Say how many lines of the listing below hold the string "Cumpleaños", and say nothing else.

------

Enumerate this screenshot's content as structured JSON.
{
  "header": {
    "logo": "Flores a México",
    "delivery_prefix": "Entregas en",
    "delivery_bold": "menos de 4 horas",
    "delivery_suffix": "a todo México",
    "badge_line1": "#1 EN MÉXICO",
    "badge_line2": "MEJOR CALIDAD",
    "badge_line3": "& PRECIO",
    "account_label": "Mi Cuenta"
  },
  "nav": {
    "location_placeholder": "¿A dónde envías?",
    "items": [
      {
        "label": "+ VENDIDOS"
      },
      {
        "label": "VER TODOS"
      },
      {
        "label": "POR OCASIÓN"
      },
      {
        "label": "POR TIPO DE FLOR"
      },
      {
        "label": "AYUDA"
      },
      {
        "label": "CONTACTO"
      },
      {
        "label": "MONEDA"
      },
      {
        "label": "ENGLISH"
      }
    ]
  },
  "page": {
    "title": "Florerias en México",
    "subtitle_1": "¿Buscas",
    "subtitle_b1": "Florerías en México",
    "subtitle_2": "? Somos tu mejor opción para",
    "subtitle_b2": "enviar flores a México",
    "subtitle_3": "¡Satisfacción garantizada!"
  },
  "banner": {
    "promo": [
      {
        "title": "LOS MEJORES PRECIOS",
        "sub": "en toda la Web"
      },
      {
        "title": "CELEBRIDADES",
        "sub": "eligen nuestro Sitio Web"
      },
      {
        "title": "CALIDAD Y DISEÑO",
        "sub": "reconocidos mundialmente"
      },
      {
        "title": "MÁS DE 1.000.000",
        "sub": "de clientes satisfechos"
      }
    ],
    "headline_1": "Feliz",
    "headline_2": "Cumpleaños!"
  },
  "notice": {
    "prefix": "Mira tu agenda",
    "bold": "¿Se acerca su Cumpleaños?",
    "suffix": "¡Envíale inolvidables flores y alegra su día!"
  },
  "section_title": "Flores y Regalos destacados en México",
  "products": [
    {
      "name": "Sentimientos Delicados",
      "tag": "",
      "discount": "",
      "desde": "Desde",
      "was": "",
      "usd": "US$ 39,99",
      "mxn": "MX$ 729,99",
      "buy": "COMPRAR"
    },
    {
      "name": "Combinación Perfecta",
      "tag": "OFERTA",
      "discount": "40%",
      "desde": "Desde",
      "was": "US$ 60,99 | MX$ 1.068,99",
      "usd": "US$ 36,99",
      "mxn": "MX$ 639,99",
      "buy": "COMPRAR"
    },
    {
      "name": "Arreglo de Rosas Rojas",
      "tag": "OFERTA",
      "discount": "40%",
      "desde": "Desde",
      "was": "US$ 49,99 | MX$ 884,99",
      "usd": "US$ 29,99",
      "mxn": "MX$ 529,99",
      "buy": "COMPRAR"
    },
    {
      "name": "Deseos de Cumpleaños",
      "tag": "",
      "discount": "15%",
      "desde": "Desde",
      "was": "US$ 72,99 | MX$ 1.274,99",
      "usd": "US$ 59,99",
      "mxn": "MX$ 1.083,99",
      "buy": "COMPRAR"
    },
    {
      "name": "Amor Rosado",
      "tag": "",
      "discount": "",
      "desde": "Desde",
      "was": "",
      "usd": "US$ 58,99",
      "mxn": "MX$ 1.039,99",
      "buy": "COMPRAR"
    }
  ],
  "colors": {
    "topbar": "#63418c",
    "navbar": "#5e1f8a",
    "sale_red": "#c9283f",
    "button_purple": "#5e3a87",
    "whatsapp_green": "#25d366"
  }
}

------

■ **Task result**: 3